▶ ASSIGNED TASK
For this exercise, write out each entry below exactly as it reads.

Records from a data source:
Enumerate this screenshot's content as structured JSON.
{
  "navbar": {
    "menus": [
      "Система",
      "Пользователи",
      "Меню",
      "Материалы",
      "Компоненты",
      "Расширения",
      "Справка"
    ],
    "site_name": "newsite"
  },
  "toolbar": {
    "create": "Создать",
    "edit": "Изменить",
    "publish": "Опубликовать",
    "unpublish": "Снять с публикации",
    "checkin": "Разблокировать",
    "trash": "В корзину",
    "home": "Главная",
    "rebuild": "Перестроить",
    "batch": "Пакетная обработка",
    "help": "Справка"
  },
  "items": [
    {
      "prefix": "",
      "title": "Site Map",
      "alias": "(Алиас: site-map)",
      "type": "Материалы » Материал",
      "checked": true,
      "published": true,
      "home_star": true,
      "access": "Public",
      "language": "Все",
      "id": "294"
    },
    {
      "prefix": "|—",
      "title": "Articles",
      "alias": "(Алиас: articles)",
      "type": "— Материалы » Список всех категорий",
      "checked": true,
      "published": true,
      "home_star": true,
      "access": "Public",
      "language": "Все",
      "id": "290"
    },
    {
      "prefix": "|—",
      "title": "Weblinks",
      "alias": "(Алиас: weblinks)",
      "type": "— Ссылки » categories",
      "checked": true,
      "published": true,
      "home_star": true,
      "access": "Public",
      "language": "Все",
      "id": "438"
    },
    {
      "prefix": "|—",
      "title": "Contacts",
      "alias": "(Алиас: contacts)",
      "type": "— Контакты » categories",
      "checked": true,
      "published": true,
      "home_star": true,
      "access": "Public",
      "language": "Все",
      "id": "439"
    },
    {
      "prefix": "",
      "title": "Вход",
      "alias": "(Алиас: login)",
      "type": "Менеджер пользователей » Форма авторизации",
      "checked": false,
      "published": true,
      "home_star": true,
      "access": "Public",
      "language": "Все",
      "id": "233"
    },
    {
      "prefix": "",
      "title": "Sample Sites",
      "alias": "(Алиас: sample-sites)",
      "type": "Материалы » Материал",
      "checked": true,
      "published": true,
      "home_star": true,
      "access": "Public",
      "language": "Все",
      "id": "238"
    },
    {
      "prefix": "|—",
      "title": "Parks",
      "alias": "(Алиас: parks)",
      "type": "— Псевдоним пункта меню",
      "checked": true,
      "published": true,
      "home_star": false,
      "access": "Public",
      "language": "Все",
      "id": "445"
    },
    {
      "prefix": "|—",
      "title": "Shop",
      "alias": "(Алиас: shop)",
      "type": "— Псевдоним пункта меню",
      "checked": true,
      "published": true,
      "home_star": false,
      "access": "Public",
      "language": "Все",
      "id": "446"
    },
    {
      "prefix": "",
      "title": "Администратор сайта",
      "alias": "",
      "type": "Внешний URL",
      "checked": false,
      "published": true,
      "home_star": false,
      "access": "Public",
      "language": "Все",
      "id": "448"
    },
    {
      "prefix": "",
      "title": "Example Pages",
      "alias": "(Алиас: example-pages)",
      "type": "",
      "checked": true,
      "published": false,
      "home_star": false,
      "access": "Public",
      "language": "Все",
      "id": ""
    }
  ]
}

▶ WRITTEN ANSWER
Enumerate this screenshot's content as structured JSON.
{
  "navbar": {
    "menus": [
      "Система",
      "Пользователи",
      "Меню",
      "Материалы",
      "Компоненты",
      "Расширения",
      "Справка"
    ],
    "site_name": "newsite"
  },
  "toolbar": {
    "create": "Создать",
    "edit": "Изменить",
    "publish": "Опубликовать",
    "unpublish": "Снять с публикации",
    "checkin": "Разблокировать",
    "trash": "В корзину",
    "home": "Главная",
    "rebuild": "Перестроить",
    "batch": "Пакетная обработка",
    "help": "Справка"
  },
  "items": [
    {
      "prefix": "",
      "title": "Site Map",
      "alias": "(Алиас: site-map)",
      "type": "Материалы » Материал",
      "checked": true,
      "published": true,
      "home_star": true,
      "access": "Public",
      "language": "Все",
      "id": "294"
    },
    {
      "prefix": "|—",
      "title": "Articles",
      "alias": "(Алиас: articles)",
      "type": "— Материалы » Список всех категорий",
      "checked": true,
      "published": true,
      "home_star": true,
      "access": "Public",
      "language": "Все",
      "id": "290"
    },
    {
      "prefix": "|—",
      "title": "Weblinks",
      "alias": "(Алиас: weblinks)",
      "type": "— Ссылки » categories",
      "checked": true,
      "published": true,
      "home_star": true,
      "access": "Public",
      "language": "Все",
      "id": "438"
    },
    {
      "prefix": "|—",
      "title": "Contacts",
      "alias": "(Алиас: contacts)",
      "type": "— Контакты » categories",
      "checked": true,
      "published": true,
      "home_star": true,
      "access": "Public",
      "language": "Все",
      "id": "439"
    },
    {
      "prefix": "",
      "title": "Вход",
      "alias": "(Алиас: login)",
      "type": "Менеджер пользователей » Форма авторизации",
      "checked": false,
      "published": true,
      "home_star": true,
      "access": "Public",
      "language": "Все",
      "id": "233"
    },
    {
      "prefix": "",
      "title": "Sample Sites",
      "alias": "(Алиас: sample-sites)",
      "type": "Материалы » Материал",
      "checked": true,
      "published": true,
      "home_star": true,
      "access": "Public",
      "language": "Все",
      "id": "238"
    },
    {
      "prefix": "|—",
      "title": "Parks",
      "alias": "(Алиас: parks)",
      "type": "— Псевдоним пункта меню",
      "checked": true,
      "published": true,
      "home_star": false,
      "access": "Public",
      "language": "Все",
      "id": "445"
    },
    {
      "prefix": "|—",
      "title": "Shop",
      "alias": "(Алиас: shop)",
      "type": "— Псевдоним пункта меню",
      "checked": true,
      "published": true,
      "home_star": false,
      "access": "Public",
      "language": "Все",
      "id": "446"
    },
    {
      "prefix": "",
      "title": "Администратор сайта",
      "alias": "",
      "type": "Внешний URL",
      "checked": false,
      "published": true,
      "home_star": false,
      "access": "Public",
      "language": "Все",
      "id": "448"
    },
    {
      "prefix": "",
      "title": "Example Pages",
      "alias": "(Алиас: example-pages)",
      "type": "",
      "checked": true,
      "published": false,
      "home_star": false,
      "access": "Public",
      "language": "Все",
      "id": ""
    }
  ]
}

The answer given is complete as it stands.